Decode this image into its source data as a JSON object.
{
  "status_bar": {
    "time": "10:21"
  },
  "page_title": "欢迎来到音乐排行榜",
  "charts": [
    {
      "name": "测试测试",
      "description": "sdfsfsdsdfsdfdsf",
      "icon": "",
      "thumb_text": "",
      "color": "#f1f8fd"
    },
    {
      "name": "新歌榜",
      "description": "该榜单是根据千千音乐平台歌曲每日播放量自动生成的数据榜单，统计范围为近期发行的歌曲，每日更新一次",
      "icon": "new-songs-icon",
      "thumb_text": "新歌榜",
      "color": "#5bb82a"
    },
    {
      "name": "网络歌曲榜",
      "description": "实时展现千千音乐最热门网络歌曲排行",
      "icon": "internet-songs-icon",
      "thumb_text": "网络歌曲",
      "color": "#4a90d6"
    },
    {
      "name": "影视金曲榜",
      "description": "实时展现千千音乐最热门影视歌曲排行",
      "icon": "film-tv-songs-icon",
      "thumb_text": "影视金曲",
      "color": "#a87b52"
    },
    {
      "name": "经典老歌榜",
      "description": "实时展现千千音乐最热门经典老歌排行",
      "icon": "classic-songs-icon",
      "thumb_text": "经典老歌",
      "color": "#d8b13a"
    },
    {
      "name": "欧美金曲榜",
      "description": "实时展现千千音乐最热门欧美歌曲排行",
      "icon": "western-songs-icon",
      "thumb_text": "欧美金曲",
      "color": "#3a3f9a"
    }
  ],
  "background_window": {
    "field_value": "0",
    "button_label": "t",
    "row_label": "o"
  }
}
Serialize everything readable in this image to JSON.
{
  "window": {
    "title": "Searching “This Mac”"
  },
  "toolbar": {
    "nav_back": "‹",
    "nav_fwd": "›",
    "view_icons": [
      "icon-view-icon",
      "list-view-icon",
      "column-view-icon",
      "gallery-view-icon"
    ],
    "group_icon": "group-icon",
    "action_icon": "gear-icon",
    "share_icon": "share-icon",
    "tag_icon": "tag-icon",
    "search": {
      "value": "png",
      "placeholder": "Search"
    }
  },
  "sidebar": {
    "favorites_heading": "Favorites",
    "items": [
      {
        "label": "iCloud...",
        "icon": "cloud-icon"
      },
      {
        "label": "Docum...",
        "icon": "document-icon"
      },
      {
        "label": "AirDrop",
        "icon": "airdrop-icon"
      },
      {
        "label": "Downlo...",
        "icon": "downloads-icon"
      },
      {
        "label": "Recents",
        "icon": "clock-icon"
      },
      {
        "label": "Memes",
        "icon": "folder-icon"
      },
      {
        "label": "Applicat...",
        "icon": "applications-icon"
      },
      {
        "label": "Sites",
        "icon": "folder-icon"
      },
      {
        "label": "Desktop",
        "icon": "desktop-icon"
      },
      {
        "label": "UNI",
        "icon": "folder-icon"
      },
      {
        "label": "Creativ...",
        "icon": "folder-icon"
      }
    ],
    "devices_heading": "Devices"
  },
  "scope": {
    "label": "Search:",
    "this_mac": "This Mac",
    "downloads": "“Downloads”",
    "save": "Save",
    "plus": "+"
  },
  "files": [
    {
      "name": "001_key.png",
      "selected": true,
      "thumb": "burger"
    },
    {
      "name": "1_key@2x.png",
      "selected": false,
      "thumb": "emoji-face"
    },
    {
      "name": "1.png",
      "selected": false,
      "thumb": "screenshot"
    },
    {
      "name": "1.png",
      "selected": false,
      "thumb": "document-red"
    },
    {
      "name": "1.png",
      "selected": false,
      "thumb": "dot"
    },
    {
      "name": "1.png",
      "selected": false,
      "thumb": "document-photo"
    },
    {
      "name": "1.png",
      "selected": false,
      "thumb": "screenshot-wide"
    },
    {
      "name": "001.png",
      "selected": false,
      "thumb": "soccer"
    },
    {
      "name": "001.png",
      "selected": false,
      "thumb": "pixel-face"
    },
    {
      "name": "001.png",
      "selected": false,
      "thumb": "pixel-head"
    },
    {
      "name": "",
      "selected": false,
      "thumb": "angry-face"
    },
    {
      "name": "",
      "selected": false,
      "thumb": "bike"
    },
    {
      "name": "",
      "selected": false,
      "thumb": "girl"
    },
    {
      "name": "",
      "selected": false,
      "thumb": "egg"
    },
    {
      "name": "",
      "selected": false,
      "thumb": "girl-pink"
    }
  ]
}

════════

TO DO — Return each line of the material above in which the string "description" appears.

RESULT FOR THIS EXERCISE —
      "description": "sdfsfsdsdfsdfdsf",
      "description": "该榜单是根据千千音乐平台歌曲每日播放量自动生成的数据榜单，统计范围为近期发行的歌曲，每日更新一次",
      "description": "实时展现千千音乐最热门网络歌曲排行",
      "description": "实时展现千千音乐最热门影视歌曲排行",
      "description": "实时展现千千音乐最热门经典老歌排行",
      "description": "实时展现千千音乐最热门欧美歌曲排行",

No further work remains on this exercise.